[[ INFORMATION GIVEN, beginning ]]

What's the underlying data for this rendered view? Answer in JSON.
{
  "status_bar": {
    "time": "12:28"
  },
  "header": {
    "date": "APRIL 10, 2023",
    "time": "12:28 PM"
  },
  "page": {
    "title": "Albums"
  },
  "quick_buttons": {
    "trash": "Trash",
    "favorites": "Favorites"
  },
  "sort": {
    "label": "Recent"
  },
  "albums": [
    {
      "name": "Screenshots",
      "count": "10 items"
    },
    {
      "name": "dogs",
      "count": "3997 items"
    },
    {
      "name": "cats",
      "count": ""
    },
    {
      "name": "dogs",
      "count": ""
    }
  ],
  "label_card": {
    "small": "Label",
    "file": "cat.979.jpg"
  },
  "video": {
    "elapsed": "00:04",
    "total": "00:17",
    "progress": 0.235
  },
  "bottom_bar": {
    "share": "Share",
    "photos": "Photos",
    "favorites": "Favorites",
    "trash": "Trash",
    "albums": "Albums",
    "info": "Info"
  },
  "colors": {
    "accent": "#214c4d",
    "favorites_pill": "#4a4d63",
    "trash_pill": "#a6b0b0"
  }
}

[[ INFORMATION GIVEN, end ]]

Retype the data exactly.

What's the underlying data for this rendered view? Answer in JSON.
{
  "status_bar": {
    "time": "12:28"
  },
  "header": {
    "date": "APRIL 10, 2023",
    "time": "12:28 PM"
  },
  "page": {
    "title": "Albums"
  },
  "quick_buttons": {
    "trash": "Trash",
    "favorites": "Favorites"
  },
  "sort": {
    "label": "Recent"
  },
  "albums": [
    {
      "name": "Screenshots",
      "count": "10 items"
    },
    {
      "name": "dogs",
      "count": "3997 items"
    },
    {
      "name": "cats",
      "count": ""
    },
    {
      "name": "dogs",
      "count": ""
    }
  ],
  "label_card": {
    "small": "Label",
    "file": "cat.979.jpg"
  },
  "video": {
    "elapsed": "00:04",
    "total": "00:17",
    "progress": 0.235
  },
  "bottom_bar": {
    "share": "Share",
    "photos": "Photos",
    "favorites": "Favorites",
    "trash": "Trash",
    "albums": "Albums",
    "info": "Info"
  },
  "colors": {
    "accent": "#214c4d",
    "favorites_pill": "#4a4d63",
    "trash_pill": "#a6b0b0"
  }
}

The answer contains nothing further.